Red Toch garlic is available in early summer through mid-winter.
Red Toch garlic, botanically classified as Allium sativum, is an artichoke variety that is sought after by garlic enthusiasts for its ideal garlic flavor. Artichoke garlic is the most commonly seen variety of garlic and is popular with both growers and consumers. They rarely bolt when growing and therefore devote more energy to producing full and flavorful bulbs rather than reproducing. Also known as Tochliavri, Red Toch garlic is popular for its complex flavor, early harvest, and large bulbs.
Red Toch garlic is an excellent source of vitamin B6, vitamin C, iron, and manganese. It also contains allicin, which is a chemical compound responsible not only for the well-known scent and flavor but for an array of health benefits as well.
Red Toch garlic can be used in both raw and cooked applications. Its mild flavor makes it ideal for use in fresh preparations such as garlic spreads, salad dressings, and pesto sauces. Roasting it whole will enhance the Red Toch garlic's complex flavor and impart a caramelized sweetness to the cloves.

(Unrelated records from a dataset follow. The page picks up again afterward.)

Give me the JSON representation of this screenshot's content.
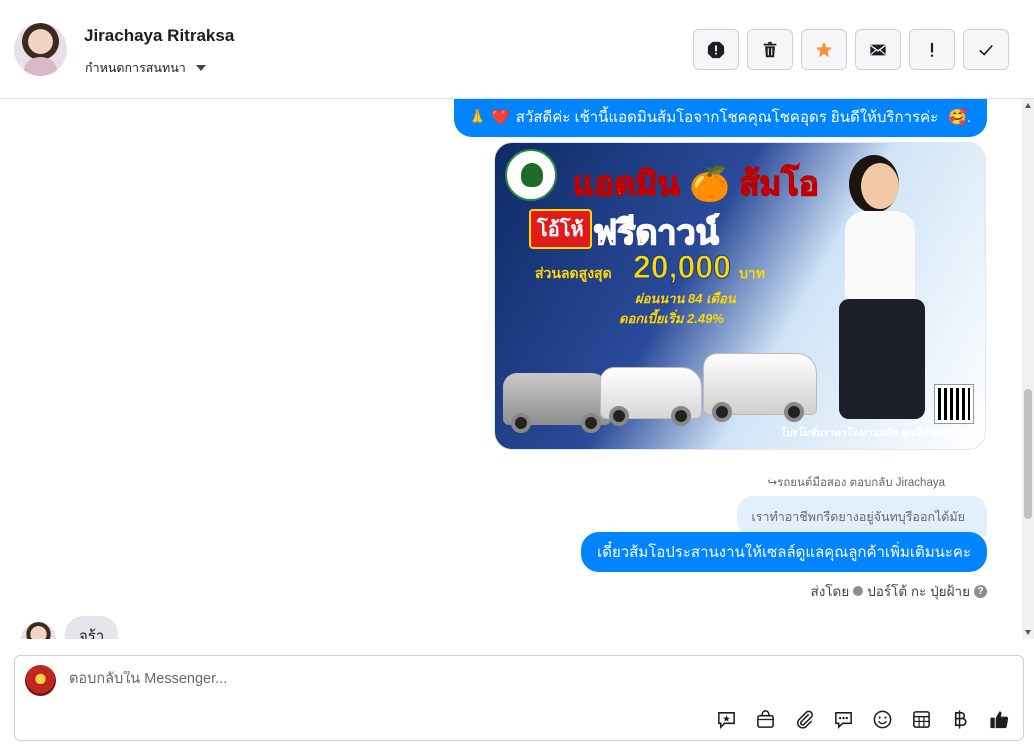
{
  "header": {
    "contact_name": "Jirachaya Ritraksa",
    "assign_label": "กำหนดการสนทนา",
    "actions": [
      {
        "name": "report-spam-button",
        "icon": "alert-octagon-icon"
      },
      {
        "name": "delete-button",
        "icon": "trash-icon"
      },
      {
        "name": "star-button",
        "icon": "star-icon"
      },
      {
        "name": "mark-unread-button",
        "icon": "envelope-icon"
      },
      {
        "name": "follow-up-button",
        "icon": "exclamation-icon"
      },
      {
        "name": "mark-done-button",
        "icon": "checkmark-icon"
      }
    ]
  },
  "thread": {
    "greeting_emoji_left": "🙏",
    "greeting_heart": "❤️",
    "greeting_text": "สวัสดีค่ะ เช้านี้แอดมินส้มโอจากโชคคุณโชคอุดร ยินดีให้บริการค่ะ",
    "greeting_emoji_right": "🥰.",
    "promo": {
      "title": "แอดมิน 🍊 ส้มโอ",
      "badge": "โอ้โห้",
      "headline": "ฟรีดาวน์",
      "discount_label": "ส่วนลดสูงสุด",
      "discount_amount": "20,000",
      "discount_unit": "บาท",
      "installment": "ผ่อนนาน 84 เดือน",
      "interest": "ดอกเบี้ยเริ่ม 2.49%",
      "footer": "โปรโมชั่นราคาโรงงานผลิต คุณได้รถที่ถูกกว่า"
    },
    "reply_meta": "↪รถยนต์มือสอง ตอบกลับ Jirachaya",
    "quoted_text": "เราทำอาชีพกรีดยางอยู่จันทบุรีออกได้มัย",
    "reply_text": "เดี๋ยวส้มโอประสานงานให้เซลล์ดูแลคุณลูกค้าเพิ่มเติมนะคะ",
    "sent_by_prefix": "ส่งโดย",
    "sent_by_name": "ปอร์โต้ กะ ปุ่ยฝ้าย",
    "incoming_text": "จร้า"
  },
  "composer": {
    "placeholder": "ตอบกลับใน Messenger...",
    "tools": [
      "saved-reply-icon",
      "shop-bag-icon",
      "paperclip-icon",
      "chat-bubbles-icon",
      "smiley-icon",
      "table-grid-icon",
      "baht-icon",
      "thumbs-up-icon"
    ]
  },
  "colors": {
    "accent": "#0084ff",
    "star": "#f7923a",
    "incoming_bubble": "#e4e6eb",
    "quoted_bubble": "#e4effc"
  }
}
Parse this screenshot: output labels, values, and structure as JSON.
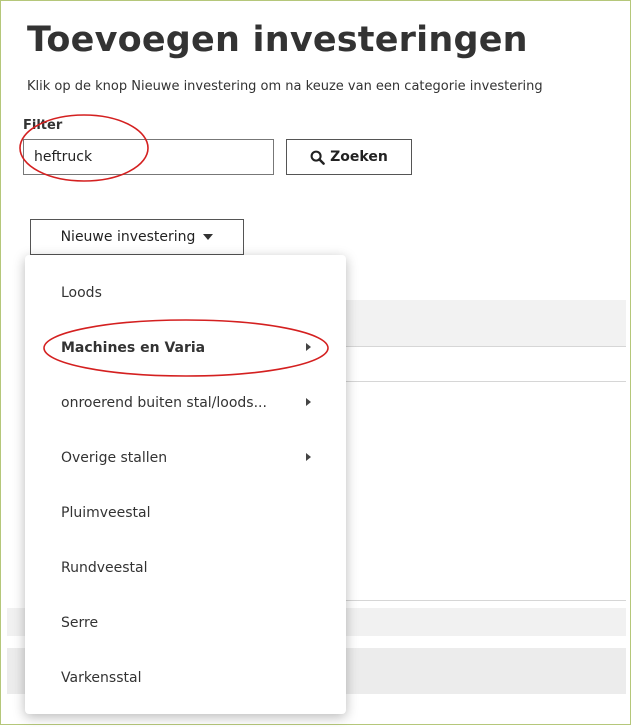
{
  "page": {
    "title": "Toevoegen investeringen",
    "intro": "Klik op de knop Nieuwe investering om na keuze van een categorie investering"
  },
  "filter": {
    "label": "Filter",
    "value": "heftruck",
    "search_button": "Zoeken",
    "search_icon": "search-icon"
  },
  "new_investment": {
    "label": "Nieuwe investering",
    "icon": "caret-down-icon"
  },
  "menu": {
    "items": [
      {
        "label": "Loods",
        "has_submenu": false,
        "bold": false
      },
      {
        "label": "Machines en Varia",
        "has_submenu": true,
        "bold": true
      },
      {
        "label": "onroerend buiten stal/loods...",
        "has_submenu": true,
        "bold": false
      },
      {
        "label": "Overige stallen",
        "has_submenu": true,
        "bold": false
      },
      {
        "label": "Pluimveestal",
        "has_submenu": false,
        "bold": false
      },
      {
        "label": "Rundveestal",
        "has_submenu": false,
        "bold": false
      },
      {
        "label": "Serre",
        "has_submenu": false,
        "bold": false
      },
      {
        "label": "Varkensstal",
        "has_submenu": false,
        "bold": false
      }
    ]
  },
  "colors": {
    "annotation": "#d42020",
    "frame_border": "#b5c77a",
    "text": "#333333"
  }
}
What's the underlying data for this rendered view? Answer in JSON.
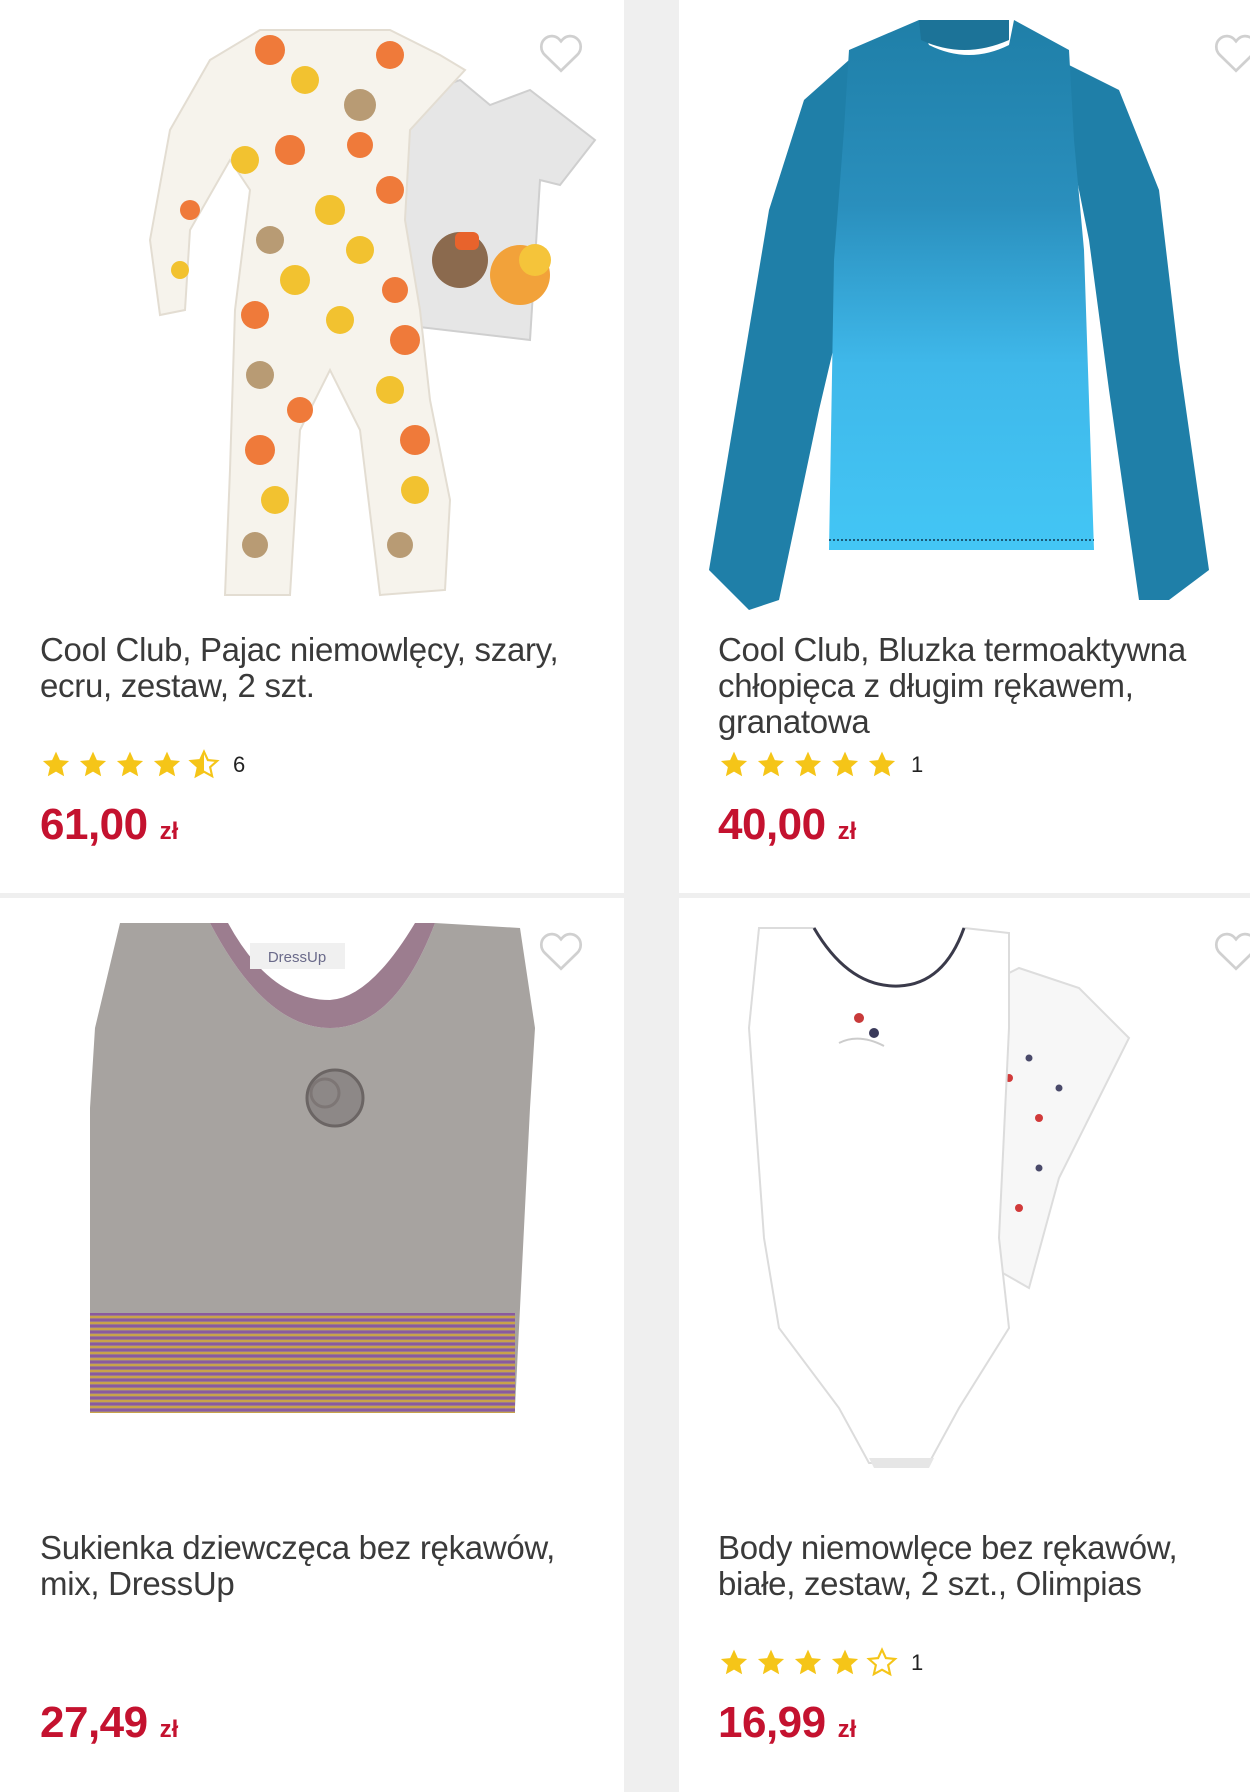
{
  "products": [
    {
      "title": "Cool Club, Pajac niemowlęcy, szary, ecru, zestaw, 2 szt.",
      "rating": 4.5,
      "rating_count": "6",
      "price": "61,00",
      "currency": "zł",
      "image": "pumpkin-print-baby-sleepsuit-set"
    },
    {
      "title": "Cool Club, Bluzka termoaktywna chłopięca z długim rękawem, granatowa",
      "rating": 5,
      "rating_count": "1",
      "price": "40,00",
      "currency": "zł",
      "image": "blue-ombre-long-sleeve-top"
    },
    {
      "title": "Sukienka dziewczęca bez rękawów, mix, DressUp",
      "rating": null,
      "rating_count": "",
      "price": "27,49",
      "currency": "zł",
      "image": "grey-sleeveless-girls-dress",
      "image_label": "DressUp"
    },
    {
      "title": "Body niemowlęce bez rękawów, białe, zestaw, 2 szt., Olimpias",
      "rating": 4,
      "rating_count": "1",
      "price": "16,99",
      "currency": "zł",
      "image": "white-sleeveless-baby-bodysuit-set"
    }
  ],
  "colors": {
    "price": "#c4122f",
    "star": "#f5c518",
    "heart": "#d0d0d0",
    "background": "#efefef"
  }
}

Red Toch garlic works well in cream, butter, and olive oil-based sauces, with herbs such as basil, sage, and parsley, and with tomatoes, onion, eggs, poultry, shellfish and robust cheeses. Red Toch garlic will keep up to six months when stored in a cool and dry place.
Red Toch garlic's namesake is a nod to Tochliavri, the small village in the Republic of Georgia where it was first grown. The town is also the birthplace of garlic expert and enthusiast Chester Aaron, known as the "father of garlic." Aaron has written books on garlic and grows over thirty-two different varieties from seventeen countries in Northern California. Aaron also enjoys incorporating Red Toch garlic into Russian root soup, a traditional recipe that his father often used to make in the Republic of Georgia. This soup combines raw garlic mixed with beets, carrots, parsnips, turnips, and rutabagas.
Red Toch garlic is native to the Republic of Georgia, which lies south of Russia between the Black and Caspian Seas. It was collected by Peter Hanelt in 1988 and given to the Gatersleben Seed Bank in eastern Germany. Today, Red Toch can be found in Asia, Europe, and the United States at specialty grocers and farmers markets.